DEARBORN – It’s no coincidence Ford Motor Co.’s in-house purveyor of high performance – the Special Vehicle Team, or SVT – is rethinking its role in the Ford universe. SVT is practically forced to retrench, given the fact that within a few months, it won’t have anything for sale again until 2006.

By second-quarter 2004, SVT officials confirm all of its three currently available products – the SVT Mustang Cobra, SVT F-150 Lightning and SVT Focus – will be out of production. The Cobra and Lightning will not reappear in the SVT portfolio until 2005 as ’06 models – and the Focus is banished from the lineup entirely as SVT initiates a move upmarket. (See related story: Ford Expanding Focus Range to Include “ST” Series)

SVT abandons entry level when Focus SVT ends production next year.

SVT marketing and sales manager Tom Scarpello says, “We will be out of the market with all three products,” by the end of second-quarter 2004. But certified SVT dealers, of which there are 600 nationally and 800 more certified to sell the SVT Focus, largely support the strategy, despite the fact it means the SVT section of their showrooms will be empty for more than a year.

SVT says the disappearance of all SVT vehicles simply is a temporary and unavoidable oddity of product-development orbits. The F-150 this year moved to an all-new platform, which means the SVT variant will take time to be developed, while the Mustang also moves to a completely new platform for the ’05 model year. (See related story: Harley-Davidson F-150 Precedes Next-Generation Lightning)
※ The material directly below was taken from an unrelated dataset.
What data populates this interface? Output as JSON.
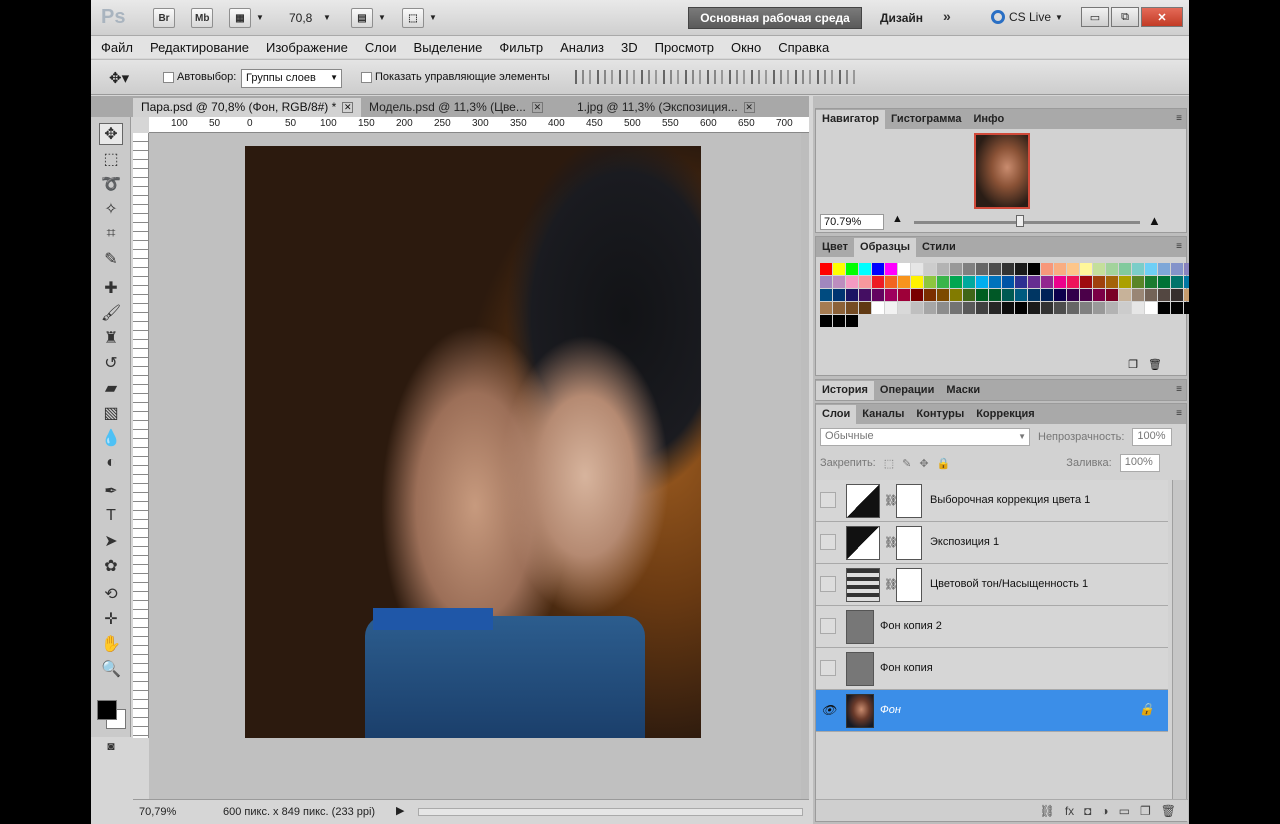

SVT’s new upscale initiative, underscored by dropping the Focus from its lineup, comes as rumors continue that SVT, which has sold just 135,000 vehicles in its 10-year existence, is seeking to justify its place in Ford’s cost-conscious corporate climate.

Scarpello counters by saying SVT’s 2003 sales of about 14,500 vehicles is its best-ever, and that a study of the equivalent advertising value of media coverage about SVT products pegs the return at $15 million-$20 million.

But Ford accountants may be asking for more tangible return on the SVT investment, perhaps prompting SVT’s strategy to turn its attention to more premium vehicles.

In a drive of SVT-tweaked prototypes here – none of which are yet green-lighted for production, say Scarpello and John Coletti, SVT’s chief engineer – the unit presents a Lincoln Navigator and a V-10 toting Mustang that could be envisioned as an upscale grand-touring coupe.

“The new SVT vehicles will be more extreme and more exclusive,” confirms Coletti, who says SVT now will focus on higher levels of performance and more differentiation from the standard vehicles on which SVT models are based.